Mike Proulx, VP, and research director at Forrester, said that making Threads a division of Instagram was an excellent decision by Meta, even though this might get some pushback.
Proulx said that Instagram users get notifications when their friends join Threads, making more and more people sign up. That’s why over 10 million people joined Threads within the first seven hours of its release, the company says.
Still, Proulx said that it would be important in the long run to keep the momentum going and keep users’ attention after the initial interest bump. He said, “The long-term nature of Threads is what will ultimately determine whether it succeeds or fails.”
What makes Threads look like Twitter?
Microblogging on Threads is a lot like microblogging on Twitter. Users can check the number of likes and replies a post has received and repost, reply, or quote the thread.
Threads are limited to 500 characters, as opposed to Twitter’s 280-character limit, and can contain links, photographs, and videos of up to five minutes in length.

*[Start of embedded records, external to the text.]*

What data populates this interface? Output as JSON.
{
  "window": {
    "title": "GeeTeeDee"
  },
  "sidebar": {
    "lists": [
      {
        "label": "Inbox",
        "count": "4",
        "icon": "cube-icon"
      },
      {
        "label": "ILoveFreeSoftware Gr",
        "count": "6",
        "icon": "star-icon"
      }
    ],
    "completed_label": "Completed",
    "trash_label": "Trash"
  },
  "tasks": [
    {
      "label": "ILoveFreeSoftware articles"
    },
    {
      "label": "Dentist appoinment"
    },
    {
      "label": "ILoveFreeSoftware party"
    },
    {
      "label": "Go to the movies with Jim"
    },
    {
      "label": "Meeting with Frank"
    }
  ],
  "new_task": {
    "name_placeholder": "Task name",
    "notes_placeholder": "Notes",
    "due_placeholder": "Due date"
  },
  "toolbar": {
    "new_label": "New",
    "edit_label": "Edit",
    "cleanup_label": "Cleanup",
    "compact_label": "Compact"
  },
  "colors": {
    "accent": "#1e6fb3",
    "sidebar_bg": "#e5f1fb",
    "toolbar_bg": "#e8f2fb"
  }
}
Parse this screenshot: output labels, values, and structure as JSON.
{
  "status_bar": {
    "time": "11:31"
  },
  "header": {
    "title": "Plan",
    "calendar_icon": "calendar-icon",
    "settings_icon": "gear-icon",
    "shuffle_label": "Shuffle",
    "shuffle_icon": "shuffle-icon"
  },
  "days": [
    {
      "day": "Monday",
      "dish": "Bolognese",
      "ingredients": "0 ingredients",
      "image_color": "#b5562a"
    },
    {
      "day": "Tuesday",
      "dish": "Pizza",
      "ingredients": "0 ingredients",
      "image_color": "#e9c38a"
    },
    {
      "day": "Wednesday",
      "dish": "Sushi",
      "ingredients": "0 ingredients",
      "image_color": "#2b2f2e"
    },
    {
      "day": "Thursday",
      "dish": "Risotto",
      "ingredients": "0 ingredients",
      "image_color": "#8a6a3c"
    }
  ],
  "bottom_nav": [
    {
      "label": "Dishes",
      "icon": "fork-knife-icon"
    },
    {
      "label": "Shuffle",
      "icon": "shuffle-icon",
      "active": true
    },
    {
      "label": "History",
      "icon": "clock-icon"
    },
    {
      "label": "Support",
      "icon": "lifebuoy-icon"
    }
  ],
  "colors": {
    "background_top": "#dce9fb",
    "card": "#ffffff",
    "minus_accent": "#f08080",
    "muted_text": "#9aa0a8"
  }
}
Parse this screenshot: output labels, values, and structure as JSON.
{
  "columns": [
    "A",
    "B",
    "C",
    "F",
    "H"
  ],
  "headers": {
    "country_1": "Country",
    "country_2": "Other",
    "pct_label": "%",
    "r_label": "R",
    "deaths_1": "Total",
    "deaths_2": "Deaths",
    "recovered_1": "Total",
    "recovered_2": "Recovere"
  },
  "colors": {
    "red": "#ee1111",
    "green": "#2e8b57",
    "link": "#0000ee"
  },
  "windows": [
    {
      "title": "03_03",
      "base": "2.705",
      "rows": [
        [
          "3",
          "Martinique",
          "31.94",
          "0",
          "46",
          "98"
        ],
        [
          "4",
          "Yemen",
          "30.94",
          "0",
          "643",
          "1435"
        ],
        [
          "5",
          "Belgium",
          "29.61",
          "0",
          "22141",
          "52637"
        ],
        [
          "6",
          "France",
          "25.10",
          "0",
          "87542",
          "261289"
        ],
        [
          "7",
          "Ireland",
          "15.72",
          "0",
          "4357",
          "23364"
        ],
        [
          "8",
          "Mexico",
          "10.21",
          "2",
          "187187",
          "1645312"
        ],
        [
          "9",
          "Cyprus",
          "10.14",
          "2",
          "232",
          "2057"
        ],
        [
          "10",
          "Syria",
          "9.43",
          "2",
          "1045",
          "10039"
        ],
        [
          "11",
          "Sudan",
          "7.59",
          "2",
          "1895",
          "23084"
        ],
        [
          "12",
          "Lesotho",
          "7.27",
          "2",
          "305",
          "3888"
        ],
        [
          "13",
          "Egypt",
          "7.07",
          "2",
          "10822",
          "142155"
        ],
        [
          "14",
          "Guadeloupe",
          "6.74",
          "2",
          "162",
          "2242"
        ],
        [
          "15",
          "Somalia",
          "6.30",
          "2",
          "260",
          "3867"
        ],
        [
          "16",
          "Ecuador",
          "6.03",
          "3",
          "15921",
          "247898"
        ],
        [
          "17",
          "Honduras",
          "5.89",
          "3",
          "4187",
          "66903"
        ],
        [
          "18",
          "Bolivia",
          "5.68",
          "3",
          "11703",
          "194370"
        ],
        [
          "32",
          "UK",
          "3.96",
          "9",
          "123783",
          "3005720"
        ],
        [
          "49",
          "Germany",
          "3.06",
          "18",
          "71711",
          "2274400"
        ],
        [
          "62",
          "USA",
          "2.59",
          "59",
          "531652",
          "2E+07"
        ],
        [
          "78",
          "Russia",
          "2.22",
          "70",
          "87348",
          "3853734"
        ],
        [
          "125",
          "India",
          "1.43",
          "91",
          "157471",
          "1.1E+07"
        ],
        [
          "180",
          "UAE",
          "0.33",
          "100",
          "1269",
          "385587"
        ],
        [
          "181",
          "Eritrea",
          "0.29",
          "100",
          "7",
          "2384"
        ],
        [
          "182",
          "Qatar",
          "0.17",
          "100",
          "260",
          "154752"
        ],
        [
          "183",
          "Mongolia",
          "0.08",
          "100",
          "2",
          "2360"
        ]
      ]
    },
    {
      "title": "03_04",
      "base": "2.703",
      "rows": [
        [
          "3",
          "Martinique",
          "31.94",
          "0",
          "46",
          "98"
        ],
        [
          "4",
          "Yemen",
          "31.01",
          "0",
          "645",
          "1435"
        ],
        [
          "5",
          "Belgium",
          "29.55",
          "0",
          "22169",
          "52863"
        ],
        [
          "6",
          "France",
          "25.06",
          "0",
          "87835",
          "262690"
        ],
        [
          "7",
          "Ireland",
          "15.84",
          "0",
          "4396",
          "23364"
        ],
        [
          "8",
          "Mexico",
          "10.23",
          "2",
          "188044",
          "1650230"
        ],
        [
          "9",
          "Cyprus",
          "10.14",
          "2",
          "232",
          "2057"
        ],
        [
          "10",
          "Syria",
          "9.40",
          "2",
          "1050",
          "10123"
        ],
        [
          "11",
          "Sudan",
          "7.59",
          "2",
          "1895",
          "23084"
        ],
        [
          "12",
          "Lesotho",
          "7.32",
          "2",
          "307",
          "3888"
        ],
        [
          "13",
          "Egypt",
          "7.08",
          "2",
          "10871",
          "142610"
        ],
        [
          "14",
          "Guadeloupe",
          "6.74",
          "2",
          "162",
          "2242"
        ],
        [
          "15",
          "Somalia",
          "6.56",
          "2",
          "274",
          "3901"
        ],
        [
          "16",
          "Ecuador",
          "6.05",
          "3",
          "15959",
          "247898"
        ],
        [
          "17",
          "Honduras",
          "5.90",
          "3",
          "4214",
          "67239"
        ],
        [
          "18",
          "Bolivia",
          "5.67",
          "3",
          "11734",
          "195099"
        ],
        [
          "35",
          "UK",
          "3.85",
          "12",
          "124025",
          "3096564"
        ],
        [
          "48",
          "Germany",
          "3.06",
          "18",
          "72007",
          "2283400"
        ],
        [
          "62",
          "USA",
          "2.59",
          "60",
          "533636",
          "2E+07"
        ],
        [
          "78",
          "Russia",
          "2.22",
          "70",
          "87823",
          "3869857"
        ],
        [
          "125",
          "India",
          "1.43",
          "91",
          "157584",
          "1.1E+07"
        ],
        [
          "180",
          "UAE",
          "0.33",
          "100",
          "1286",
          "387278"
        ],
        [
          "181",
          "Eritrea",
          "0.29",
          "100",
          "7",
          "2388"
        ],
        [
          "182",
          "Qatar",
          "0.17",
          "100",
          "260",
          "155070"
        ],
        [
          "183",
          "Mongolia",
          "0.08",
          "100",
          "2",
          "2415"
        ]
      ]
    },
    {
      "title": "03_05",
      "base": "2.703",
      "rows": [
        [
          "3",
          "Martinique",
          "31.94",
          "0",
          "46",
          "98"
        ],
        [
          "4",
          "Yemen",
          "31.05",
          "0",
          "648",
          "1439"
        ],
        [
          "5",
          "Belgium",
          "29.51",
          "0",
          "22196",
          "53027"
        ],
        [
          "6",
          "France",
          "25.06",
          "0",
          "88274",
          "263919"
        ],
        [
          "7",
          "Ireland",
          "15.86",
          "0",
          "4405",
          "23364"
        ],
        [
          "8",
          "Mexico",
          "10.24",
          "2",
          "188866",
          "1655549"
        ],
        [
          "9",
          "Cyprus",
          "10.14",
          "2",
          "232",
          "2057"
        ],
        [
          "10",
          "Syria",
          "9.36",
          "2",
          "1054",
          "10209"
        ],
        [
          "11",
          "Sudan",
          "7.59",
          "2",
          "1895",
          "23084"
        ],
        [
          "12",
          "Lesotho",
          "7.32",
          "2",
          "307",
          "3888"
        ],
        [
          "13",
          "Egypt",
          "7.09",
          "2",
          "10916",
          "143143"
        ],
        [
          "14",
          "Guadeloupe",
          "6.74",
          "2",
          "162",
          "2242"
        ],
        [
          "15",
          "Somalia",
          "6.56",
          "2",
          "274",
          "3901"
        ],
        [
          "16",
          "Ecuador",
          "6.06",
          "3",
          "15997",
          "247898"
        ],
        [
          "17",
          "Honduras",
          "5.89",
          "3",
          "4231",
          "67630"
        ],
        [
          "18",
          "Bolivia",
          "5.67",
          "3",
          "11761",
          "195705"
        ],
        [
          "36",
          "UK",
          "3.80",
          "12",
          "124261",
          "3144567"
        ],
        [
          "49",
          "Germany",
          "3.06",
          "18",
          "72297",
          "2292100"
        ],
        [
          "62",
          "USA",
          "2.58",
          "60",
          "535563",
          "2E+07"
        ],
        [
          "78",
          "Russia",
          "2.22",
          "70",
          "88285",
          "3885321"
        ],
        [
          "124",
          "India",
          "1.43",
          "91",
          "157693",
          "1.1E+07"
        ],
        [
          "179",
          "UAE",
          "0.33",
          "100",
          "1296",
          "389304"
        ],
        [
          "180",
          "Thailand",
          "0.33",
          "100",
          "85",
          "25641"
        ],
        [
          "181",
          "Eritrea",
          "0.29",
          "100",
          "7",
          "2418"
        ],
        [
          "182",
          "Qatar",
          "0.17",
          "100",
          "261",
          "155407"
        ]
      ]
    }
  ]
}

By Seeing early responses on Threads showed that Zuckerberg stated that making the app “a friendly place” is crucial to its success, and he went on to say that this was “one reason why Twitter didn’t succeed as much as we feel it should have, and we want to do things differently.”
Does Twitter want to go to court against Meta?
Semafor got a letter from Twitter on Thursday that said the company would sue Meta over Threads. Alex Spiro, a solicitor for Twitter, sent the note to Meta CEO Mark Zuckerberg on Wednesday.
In it, he blamed Meta for using Twitter’s proprietary information and other intellectual property without permission by hiring former Twitter workers to make a “copycat” app.
On Thursday afternoon, Andy Stone, a spokesperson for Meta, wrote in response to the news about Spiro’s letter on Threads that “no one on the Threads technical staff is a former Twitter employee.”
Musk hasn’t tweeted directly about the chance of legal action, but he has responded to some funny comments about the launch of Threads. The owner of Twitter replied to a tweet that said Meta’s app was mostly made by copying and pasting with a laughing face emoji.
Twitter CEO Linda Yaccarino hasn’t said anything publically about the letter from Wednesday, but in a tweet on Thursday, it looked like she was talking about the start of Threads.
It’s straightforward to see why so many people have already downloaded Threads. There’s a chance it’s part of a new social media craze, but many big brands, celebrities, writers, and other well-known people already use the app.
Many people will also like that it’s partly a ready-to-go app that can sync with those you follow on Instagram. Threads also have the added benefit of bringing in many people tired of Twitter. There isn’t much more to worry about with Threads if you’re already happy with having a Facebook account.